Shira Tarrant, Women’s Studies, appeared on WBAI New York City Pacifica Radio in April discussing her book, “Men Speak Out: Views on Gender, Sex and Power (Routledge). She also served as a guest author in the Huffington Post on May 8. In her article, titled “Hip to Strip: Or Is It Time for Men to Stop Watching?,” Tarrant does not demand that men stop watching naked women parade around in Lucite heels. The real point, she argues, is that it’s time for men to expand their repertoire and start asking some hardcore questions about why men watch. The real question is not a supply-side issue. It’s about the demand.

Joanne Tortorici Luna, Advanced Studies in Education and Counseling, in April successfully completed the Equine Assisted Growth and Learning Association’s (EAGALA) Level II Certification for Equine Assisted Psychotherapy.
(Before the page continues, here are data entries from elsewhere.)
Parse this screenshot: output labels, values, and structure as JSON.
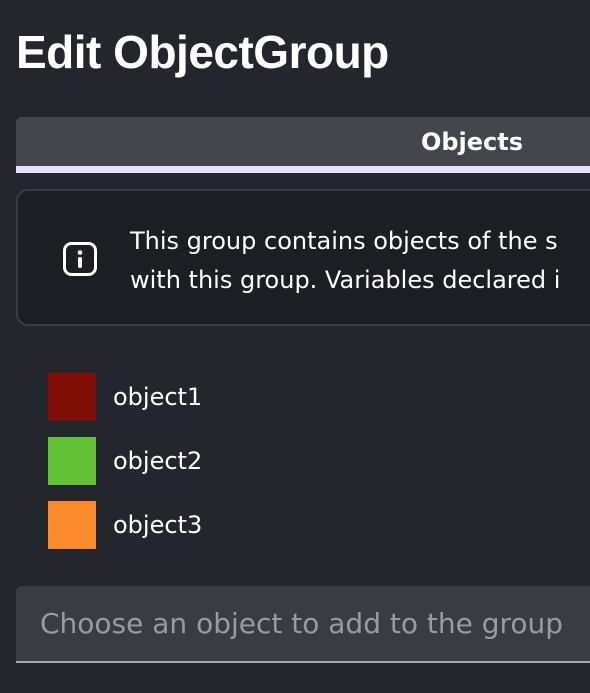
{
  "dialog": {
    "title": "Edit ObjectGroup"
  },
  "tabs": [
    {
      "label": "Objects",
      "selected": true
    }
  ],
  "info": {
    "icon": "info-icon",
    "lines": [
      "This group contains objects of the s",
      "with this group. Variables declared i"
    ]
  },
  "objects": [
    {
      "name": "object1",
      "color": "#7f0f07"
    },
    {
      "name": "object2",
      "color": "#63c138"
    },
    {
      "name": "object3",
      "color": "#fb8a2d"
    }
  ],
  "add_object": {
    "placeholder": "Choose an object to add to the group",
    "value": ""
  },
  "colors": {
    "background": "#25252d",
    "tab_bar": "#45454e",
    "tab_indicator": "#e7e1ff",
    "info_background": "#1d1d24",
    "input_background": "#3b3b43"
  }
}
Julie Van Camp, Philosophy, published an essay on “Dance” in A Companion to Aesthetics, 2nd ed. (Wiley-Blackwell, 2009), pp. 76-78. She also presented these papers: “Theft versus Transformation in Art,” American Philosophical Association, Philadelphia, Dec. 28, and “Great Artists Steal: Jeff Koons Transforms,” American Society for Aesthetics National Meeting, Northampton, Mass., Nov. 7. She refereed articles for Dance Research Journal, Dance Chronicle and The Journal of Ethics. In addition, she has been elected member-at-large of the Executive Committee of the American Philosophical Association–Pacific Division, to a three-year term running 2009-12.

Althea Waites, Cole Conservatory of Music, completed a residency at Haverford College during the week of April 27-May 1. She gave a recital featuring rarely heard works by African-American and Latin-American composers, a master class for music students, and an interview for WRTI public radio in Philadelphia. Curt Cacioppo and the Department of Music hosted the residency as part of his seminar on “American Roots.” Waites also published an article titled “Thoughts and Reflections: Making the Case for African-American Composers” for the May edition of the KUSC newsletter.

Skyne Uku Wertimer, Africana Studies, presented a juried paper titled “The International Dimensions of Crimes Against Humanity: Ethnic Cleansing, Genocide and Pogrom” at the International Studies Association’s 50th Annual Convention held in New York City on Feb. 15-18 under the theme “Exploring the Past: Anticipating the Future.” She also coordinated and presented a paper titled “An Overview of the Organization of African Unity and the African Union” on April 16 at the Karl Anatol Center. This special forum was a part of the Black History Month activities sponsored by Africana Studies titled “The African Union Vision: Balancing the Past with the Present” with the motto “Twaweza: We Can Make It Happen.”